● Dataset extract
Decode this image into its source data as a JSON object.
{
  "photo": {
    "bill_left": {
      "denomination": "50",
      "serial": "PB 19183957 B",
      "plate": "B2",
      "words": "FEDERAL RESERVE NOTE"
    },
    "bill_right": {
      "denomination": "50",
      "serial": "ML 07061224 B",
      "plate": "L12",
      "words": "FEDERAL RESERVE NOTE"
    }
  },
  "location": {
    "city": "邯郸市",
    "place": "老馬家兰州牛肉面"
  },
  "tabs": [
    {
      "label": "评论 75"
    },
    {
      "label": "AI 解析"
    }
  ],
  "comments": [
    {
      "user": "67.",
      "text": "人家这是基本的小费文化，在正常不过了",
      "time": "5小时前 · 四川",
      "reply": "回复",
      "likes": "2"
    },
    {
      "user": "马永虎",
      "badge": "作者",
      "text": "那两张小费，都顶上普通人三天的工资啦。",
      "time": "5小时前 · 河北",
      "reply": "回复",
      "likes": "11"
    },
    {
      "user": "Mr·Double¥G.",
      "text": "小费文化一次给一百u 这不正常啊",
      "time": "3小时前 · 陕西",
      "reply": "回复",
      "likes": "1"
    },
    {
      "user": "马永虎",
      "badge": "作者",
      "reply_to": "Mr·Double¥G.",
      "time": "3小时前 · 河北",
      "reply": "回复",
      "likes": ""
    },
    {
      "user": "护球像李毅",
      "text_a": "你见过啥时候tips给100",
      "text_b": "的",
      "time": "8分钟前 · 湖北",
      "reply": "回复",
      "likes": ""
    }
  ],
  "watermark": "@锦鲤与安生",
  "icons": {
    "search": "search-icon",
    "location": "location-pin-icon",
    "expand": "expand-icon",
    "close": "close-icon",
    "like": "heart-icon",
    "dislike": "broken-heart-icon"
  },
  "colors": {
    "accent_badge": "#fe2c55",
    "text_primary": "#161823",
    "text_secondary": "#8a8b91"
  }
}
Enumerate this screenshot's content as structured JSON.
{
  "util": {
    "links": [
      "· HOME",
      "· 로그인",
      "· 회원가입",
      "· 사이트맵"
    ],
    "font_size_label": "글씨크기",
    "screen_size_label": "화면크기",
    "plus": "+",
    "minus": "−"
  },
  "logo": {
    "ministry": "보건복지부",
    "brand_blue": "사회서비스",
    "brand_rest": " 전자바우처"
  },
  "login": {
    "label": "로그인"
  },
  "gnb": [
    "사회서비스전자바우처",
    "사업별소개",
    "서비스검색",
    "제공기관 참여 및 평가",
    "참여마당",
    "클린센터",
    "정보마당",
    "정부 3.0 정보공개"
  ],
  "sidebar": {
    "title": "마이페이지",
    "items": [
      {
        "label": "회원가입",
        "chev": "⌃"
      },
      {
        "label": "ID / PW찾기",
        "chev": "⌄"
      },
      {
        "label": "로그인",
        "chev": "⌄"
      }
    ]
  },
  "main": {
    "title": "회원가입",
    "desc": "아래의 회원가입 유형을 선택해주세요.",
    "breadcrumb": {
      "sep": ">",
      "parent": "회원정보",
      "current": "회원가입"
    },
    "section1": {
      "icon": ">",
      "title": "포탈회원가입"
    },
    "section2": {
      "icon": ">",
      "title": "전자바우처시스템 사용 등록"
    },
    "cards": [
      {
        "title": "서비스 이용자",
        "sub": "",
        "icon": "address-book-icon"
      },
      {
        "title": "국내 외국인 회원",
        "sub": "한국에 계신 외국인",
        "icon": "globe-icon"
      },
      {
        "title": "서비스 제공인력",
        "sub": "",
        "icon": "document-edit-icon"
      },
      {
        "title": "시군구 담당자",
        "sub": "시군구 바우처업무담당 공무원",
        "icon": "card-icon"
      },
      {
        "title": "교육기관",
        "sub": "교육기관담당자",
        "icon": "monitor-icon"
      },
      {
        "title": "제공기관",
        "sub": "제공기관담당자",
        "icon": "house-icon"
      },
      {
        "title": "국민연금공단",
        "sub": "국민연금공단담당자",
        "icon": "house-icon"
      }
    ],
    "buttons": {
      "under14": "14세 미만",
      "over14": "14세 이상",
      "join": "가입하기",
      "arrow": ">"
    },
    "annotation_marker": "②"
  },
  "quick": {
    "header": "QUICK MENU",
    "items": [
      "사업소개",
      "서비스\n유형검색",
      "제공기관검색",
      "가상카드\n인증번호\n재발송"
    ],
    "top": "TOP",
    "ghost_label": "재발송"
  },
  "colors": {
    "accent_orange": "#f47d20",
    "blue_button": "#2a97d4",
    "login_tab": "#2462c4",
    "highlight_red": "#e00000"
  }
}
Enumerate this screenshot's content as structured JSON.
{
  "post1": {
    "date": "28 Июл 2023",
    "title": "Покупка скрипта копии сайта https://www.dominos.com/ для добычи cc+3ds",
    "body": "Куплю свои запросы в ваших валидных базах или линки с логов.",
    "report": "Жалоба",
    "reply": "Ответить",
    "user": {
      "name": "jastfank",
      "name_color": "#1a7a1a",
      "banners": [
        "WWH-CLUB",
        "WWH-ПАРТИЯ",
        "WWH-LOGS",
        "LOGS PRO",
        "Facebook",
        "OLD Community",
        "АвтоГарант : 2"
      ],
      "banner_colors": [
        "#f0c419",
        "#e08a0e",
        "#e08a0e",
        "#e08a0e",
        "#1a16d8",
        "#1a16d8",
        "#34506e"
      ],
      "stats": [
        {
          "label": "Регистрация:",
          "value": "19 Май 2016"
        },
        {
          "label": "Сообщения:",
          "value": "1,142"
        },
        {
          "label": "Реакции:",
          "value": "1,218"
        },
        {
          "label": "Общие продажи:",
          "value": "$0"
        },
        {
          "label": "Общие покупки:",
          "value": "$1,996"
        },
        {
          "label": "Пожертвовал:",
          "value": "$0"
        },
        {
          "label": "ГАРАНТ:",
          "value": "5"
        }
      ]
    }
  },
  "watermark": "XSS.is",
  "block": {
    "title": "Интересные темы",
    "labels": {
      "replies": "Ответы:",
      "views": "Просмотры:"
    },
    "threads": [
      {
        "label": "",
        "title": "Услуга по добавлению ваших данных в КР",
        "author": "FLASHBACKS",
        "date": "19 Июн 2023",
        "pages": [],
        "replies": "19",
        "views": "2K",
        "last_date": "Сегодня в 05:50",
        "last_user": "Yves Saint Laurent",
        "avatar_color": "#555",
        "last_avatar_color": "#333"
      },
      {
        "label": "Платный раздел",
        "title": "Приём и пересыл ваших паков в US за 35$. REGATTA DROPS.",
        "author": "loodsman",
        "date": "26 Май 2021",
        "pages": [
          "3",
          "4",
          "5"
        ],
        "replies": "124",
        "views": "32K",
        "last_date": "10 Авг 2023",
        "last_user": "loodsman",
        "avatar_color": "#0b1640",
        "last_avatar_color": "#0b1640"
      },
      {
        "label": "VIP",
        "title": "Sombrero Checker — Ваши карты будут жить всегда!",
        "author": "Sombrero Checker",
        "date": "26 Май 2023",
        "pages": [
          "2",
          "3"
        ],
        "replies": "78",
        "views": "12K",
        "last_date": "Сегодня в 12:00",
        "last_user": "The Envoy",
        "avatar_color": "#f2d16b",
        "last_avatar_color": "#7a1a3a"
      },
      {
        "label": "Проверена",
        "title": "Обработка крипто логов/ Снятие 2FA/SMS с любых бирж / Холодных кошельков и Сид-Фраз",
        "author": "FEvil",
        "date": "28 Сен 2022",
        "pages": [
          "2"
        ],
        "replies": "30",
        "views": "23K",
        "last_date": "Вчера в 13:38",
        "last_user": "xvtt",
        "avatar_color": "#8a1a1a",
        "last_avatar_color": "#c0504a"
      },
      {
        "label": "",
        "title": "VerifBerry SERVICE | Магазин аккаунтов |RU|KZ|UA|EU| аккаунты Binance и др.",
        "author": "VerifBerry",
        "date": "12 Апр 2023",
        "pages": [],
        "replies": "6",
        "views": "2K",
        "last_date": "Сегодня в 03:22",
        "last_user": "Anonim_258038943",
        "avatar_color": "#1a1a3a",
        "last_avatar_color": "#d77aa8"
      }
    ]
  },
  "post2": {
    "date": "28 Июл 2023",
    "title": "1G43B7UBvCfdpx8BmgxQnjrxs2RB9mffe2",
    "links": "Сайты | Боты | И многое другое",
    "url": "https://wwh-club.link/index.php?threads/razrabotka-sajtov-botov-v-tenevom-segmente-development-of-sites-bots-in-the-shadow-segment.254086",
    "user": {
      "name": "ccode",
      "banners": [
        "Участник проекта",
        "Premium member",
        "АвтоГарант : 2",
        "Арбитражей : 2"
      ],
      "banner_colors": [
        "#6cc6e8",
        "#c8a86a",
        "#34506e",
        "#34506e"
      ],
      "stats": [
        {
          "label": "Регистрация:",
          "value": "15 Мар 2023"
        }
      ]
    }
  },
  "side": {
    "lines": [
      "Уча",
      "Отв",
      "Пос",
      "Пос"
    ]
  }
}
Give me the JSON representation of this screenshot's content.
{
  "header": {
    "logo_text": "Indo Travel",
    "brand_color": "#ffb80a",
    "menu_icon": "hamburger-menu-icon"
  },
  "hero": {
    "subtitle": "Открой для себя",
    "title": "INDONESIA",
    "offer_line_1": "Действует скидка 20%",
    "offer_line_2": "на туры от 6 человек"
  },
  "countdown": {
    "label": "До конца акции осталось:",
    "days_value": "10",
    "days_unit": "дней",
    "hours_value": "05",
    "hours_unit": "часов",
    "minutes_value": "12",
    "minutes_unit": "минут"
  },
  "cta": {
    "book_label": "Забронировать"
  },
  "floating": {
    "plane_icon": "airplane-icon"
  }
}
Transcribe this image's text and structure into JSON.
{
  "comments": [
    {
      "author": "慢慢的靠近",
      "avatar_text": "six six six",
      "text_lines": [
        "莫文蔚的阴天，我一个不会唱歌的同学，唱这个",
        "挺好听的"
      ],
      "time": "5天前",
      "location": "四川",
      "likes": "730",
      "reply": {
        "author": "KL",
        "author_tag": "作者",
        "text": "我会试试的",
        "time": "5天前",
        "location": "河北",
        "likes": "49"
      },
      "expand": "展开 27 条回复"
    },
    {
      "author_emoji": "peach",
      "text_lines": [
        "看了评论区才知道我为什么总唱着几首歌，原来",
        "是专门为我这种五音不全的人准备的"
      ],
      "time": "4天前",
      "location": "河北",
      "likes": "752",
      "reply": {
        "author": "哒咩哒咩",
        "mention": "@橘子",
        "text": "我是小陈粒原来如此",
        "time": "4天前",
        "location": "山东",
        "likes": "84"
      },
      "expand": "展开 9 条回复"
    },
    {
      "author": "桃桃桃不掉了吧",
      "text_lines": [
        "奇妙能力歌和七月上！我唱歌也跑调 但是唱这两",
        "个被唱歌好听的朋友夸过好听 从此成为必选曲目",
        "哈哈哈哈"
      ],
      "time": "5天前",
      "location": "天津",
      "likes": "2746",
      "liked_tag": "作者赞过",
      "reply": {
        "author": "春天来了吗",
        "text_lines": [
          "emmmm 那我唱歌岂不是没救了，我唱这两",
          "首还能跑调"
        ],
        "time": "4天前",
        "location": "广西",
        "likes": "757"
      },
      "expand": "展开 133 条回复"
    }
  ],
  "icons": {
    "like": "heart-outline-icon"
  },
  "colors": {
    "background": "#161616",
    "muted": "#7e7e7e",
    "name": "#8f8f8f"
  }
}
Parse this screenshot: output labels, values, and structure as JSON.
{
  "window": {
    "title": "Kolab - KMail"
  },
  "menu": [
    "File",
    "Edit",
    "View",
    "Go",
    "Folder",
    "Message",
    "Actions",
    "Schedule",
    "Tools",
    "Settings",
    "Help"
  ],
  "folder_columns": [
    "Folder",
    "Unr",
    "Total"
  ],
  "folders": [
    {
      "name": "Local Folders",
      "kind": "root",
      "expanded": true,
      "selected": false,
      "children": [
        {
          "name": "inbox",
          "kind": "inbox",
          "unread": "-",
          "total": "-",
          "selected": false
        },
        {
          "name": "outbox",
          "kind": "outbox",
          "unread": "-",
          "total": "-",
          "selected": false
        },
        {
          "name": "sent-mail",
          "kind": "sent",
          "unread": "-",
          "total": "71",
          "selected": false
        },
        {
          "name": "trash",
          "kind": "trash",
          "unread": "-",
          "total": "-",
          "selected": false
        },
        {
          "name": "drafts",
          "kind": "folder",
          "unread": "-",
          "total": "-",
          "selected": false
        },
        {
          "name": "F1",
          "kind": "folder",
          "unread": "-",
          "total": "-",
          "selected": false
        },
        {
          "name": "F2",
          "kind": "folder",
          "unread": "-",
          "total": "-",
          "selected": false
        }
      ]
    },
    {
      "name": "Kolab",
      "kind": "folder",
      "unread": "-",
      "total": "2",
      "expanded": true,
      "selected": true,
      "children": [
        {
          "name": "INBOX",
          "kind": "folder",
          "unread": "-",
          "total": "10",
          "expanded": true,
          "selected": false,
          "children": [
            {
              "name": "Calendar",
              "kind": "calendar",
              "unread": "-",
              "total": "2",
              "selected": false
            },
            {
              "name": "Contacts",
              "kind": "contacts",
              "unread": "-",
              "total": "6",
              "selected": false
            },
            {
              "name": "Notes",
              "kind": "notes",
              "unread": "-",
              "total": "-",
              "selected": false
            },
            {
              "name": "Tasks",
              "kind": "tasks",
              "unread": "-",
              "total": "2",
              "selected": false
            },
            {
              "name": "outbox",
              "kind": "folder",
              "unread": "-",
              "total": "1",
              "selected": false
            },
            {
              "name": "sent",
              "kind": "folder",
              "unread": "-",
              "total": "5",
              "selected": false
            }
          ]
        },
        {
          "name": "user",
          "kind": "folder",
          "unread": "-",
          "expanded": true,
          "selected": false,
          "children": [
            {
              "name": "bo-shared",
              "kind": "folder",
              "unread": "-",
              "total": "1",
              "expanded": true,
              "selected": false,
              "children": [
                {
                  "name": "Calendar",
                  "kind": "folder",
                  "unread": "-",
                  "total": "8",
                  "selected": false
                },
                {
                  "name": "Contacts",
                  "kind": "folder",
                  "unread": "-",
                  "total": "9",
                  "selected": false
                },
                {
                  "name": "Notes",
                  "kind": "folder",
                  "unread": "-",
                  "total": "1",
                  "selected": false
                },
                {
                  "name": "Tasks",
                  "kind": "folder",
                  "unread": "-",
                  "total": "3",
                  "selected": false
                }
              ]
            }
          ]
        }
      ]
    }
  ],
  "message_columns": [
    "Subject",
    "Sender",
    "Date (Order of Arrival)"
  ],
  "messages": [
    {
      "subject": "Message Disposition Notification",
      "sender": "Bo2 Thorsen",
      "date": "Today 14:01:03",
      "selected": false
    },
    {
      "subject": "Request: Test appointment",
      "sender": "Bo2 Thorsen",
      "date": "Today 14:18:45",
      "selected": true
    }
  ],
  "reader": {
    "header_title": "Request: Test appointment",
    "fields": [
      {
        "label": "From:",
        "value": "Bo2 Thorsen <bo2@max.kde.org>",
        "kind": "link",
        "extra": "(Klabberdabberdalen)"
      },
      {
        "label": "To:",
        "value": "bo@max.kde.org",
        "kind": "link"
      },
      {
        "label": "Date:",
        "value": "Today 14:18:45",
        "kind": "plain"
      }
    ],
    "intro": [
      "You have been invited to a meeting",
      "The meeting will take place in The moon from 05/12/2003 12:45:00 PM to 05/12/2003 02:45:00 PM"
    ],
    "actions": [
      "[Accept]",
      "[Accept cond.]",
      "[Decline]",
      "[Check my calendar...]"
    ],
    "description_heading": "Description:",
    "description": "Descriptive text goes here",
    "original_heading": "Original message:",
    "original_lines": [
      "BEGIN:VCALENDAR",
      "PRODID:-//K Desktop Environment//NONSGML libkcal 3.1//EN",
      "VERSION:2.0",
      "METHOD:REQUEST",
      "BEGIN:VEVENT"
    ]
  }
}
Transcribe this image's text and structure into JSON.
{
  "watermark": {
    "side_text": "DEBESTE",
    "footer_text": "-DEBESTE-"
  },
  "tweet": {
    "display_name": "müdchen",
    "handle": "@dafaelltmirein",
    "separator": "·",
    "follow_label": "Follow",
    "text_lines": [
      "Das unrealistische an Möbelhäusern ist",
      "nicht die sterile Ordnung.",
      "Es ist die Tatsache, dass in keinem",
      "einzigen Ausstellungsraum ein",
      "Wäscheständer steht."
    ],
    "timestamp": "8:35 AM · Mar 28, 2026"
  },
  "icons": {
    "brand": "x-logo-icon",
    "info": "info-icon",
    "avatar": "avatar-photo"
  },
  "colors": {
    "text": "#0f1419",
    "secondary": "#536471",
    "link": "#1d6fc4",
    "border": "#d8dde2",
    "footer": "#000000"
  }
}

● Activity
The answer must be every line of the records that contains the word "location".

● Response to the exercise
  "location": {
    "location": "location-pin-icon",
      "location": "四川",
        "location": "河北",
      "location": "河北",
        "location": "山东",
      "location": "天津",
        "location": "广西",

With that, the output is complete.